Change Is Good. And, It Can Be Easy.
Almost 20 years ago, a book was published (September 1998), which had a profound impact on how I looked at business. The book, Who Moved My Cheese, became a topic in an article I wrote about the industry and its need to change a few years ago. At that time, there was no large threat of the Internet; there was no Facebook; no Amazon; and the marketing (and retail) world resembled nothing as we know it to be today. For anyone who has never read this book, it is simply a business and life fable characterizing the need to deal with change. It was on the New York Times Business Best-Seller list for 5 years and sold over 28 million copies worldwide. As I recall, it took about an hour to read and it is filled with metaphors galore. But, the premise (whether the book itself may appear somewhat corny or predictable by today’s standards) remains the same and noted in the book: IF YOU DO NOT CHANGE, YOU CAN BECOME EXTINCT.
Change is not easy.
I know this first-hand. Our business is but a mere shadow of what it was when it began in 1981. In 1981, we used press-type (anyone under 40 reading this will have no idea what this is) to create ads. We shot commercials with enormous cameras and archaic editing equipment. There was no such thing as “digital” so we depended on traditional media to send the message. Traditional media was represented by a handful of media outlets so your message could be easily heard. People bought into and were easily persuaded by advertising. Now, a single negative post by an influencer with over a million followers can bring down an entire brand. All businesses are facing change. Yes, even ours. But, we too are evolving from the way we operate internally; to new ways we work with clients; to new offerings for prospective clients; to how we work internally; and strategic partnerships.
In our industry, reluctance to change has caused many companies to close their doors. Some may look at it positively as a thinning of the herd leaving the stronger to survive. Change is growing exponentially.
So, what do you need to change? The list could be long, or maybe surprisingly short. In any case, you won’t know what needs to change until you seek the answers. There’s no better time than now.
Whose opinion should you trust? In order of importance:
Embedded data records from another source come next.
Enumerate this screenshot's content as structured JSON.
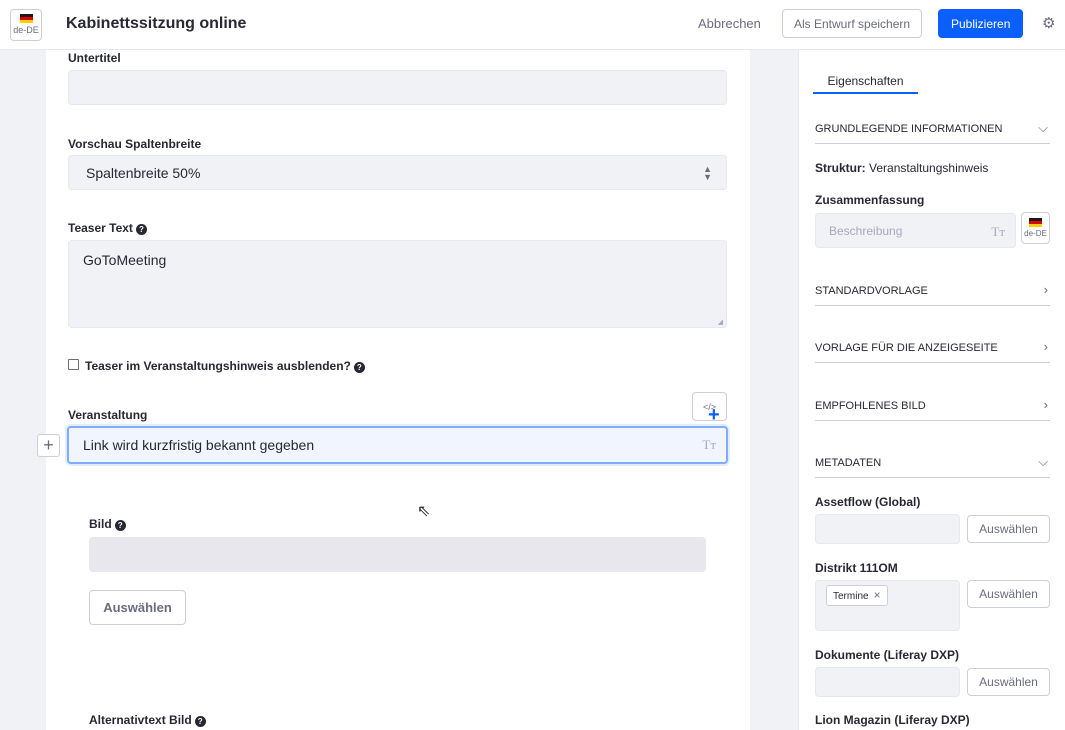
{
  "header": {
    "locale": "de-DE",
    "title": "Kabinettssitzung online",
    "cancel_label": "Abbrechen",
    "draft_label": "Als Entwurf speichern",
    "publish_label": "Publizieren",
    "settings_icon": "gear-icon",
    "accent": "#0b5fff"
  },
  "form": {
    "subtitle_label": "Untertitel",
    "subtitle_value": "",
    "column_label": "Vorschau Spaltenbreite",
    "column_value": "Spaltenbreite 50%",
    "teaser_label": "Teaser Text",
    "teaser_value": "GoToMeeting",
    "hide_teaser_label": "Teaser im Veranstaltungshinweis ausblenden?",
    "hide_teaser_checked": false,
    "event_label": "Veranstaltung",
    "event_value": "Link wird kurzfristig bekannt gegeben",
    "image_label": "Bild",
    "image_select_label": "Auswählen",
    "alt_label": "Alternativtext Bild"
  },
  "sidebar": {
    "tab_label": "Eigenschaften",
    "basic_info_label": "GRUNDLEGENDE INFORMATIONEN",
    "structure_key": "Struktur:",
    "structure_value": "Veranstaltungshinweis",
    "summary_label": "Zusammenfassung",
    "summary_placeholder": "Beschreibung",
    "summary_locale": "de-DE",
    "default_template_label": "STANDARDVORLAGE",
    "display_page_label": "VORLAGE FÜR DIE ANZEIGESEITE",
    "featured_image_label": "EMPFOHLENES BILD",
    "metadata_label": "METADATEN",
    "assetflow_label": "Assetflow (Global)",
    "district_label": "Distrikt 111OM",
    "district_tag": "Termine",
    "documents_label": "Dokumente (Liferay DXP)",
    "lion_label": "Lion Magazin (Liferay DXP)",
    "select_label": "Auswählen"
  }
}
Start with your customers. Think about 10 great customers and 10 mediocre customers. You can speak to them about your operation; your inventory; your sales technique. You can do this in one of two ways: Take them individually to lunch, breakfast or dinner. Be candid. Be honest. Let them know you want to make your business better and you value their opinion. Or, you can consider putting this group together and inviting them to your store over 2 evenings. Anyone invited will feel honored. The caveat: They have to be honest.
Ask your employees. Ask them all, but definitely ask anyone young and newer to the company. Why? They don’t have predisposed notions about how you operate the company and they aren’t set in their ways. Don’t have several young millennials in your store? Hire them. They have a pulse on a demographic you need to come through your door. The caveat: They have to be honest.
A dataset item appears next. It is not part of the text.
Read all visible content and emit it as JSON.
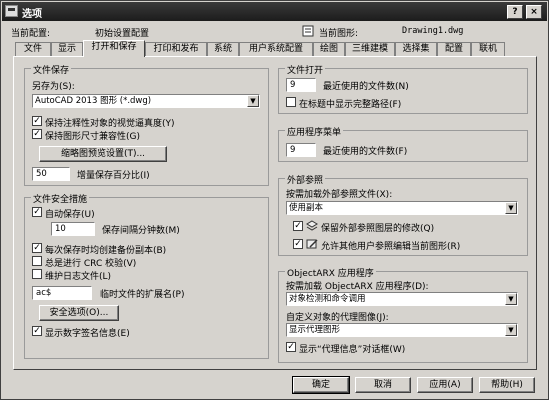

Industry consultants. Truthfully, the first two are the only two groups that sincerely matter. Yes, you can certainly ask industry consultants. But, it’s your customers and employees who have the most to lose or you have the most to lose. Get it straight from the horse’s mouth. When we do a store visit, we make interviewing the staff mandatory. They provide us far more insight into what’s really needed; what’s really going on far more than the owner.
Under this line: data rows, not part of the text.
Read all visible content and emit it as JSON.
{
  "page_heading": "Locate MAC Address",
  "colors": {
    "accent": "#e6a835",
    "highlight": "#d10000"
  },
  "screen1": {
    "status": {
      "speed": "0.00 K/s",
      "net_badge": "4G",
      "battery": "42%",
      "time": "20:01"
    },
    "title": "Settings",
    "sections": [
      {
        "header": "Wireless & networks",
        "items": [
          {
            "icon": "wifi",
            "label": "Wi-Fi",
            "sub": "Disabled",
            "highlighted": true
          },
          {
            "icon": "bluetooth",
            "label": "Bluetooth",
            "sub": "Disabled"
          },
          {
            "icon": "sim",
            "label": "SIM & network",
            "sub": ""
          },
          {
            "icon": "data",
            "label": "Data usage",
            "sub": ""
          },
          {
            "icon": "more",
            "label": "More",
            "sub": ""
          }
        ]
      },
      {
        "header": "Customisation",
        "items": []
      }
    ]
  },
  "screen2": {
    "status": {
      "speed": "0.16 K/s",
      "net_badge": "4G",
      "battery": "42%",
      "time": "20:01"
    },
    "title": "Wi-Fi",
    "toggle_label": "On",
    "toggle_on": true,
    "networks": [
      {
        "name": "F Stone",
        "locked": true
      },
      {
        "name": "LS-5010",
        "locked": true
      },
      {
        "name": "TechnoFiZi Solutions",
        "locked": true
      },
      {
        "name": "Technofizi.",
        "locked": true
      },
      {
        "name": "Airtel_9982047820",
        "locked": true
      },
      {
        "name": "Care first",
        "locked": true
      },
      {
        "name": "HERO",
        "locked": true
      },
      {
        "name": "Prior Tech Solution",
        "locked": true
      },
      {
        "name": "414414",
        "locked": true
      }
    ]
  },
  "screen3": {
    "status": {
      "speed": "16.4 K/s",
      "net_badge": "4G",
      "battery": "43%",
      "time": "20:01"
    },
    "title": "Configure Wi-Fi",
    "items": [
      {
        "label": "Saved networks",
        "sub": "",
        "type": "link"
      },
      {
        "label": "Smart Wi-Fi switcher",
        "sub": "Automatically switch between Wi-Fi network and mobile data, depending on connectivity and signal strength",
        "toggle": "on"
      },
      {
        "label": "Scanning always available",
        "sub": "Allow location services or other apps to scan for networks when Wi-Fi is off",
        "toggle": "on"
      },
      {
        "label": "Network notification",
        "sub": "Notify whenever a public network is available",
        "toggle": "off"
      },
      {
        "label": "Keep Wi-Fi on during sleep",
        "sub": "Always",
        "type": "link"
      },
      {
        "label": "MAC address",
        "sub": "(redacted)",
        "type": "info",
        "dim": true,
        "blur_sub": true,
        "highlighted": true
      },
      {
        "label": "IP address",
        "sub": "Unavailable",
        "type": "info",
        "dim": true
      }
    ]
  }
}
The amount of information and ideas you will glean from this simple task is immeasurable.
Change is not easy. But, we have been faced with far too much extinction in our industry over the last few years. And, it’s time to move the cheese. Who knows? You might actually have fun doing it!
We’d love to help you move the cheese. Contact firstname.lastname@example.org to see what we can do for you. Want to read Who Moved My Cheese? Support a local bookstore in your area if it exists or find it on Amazon here.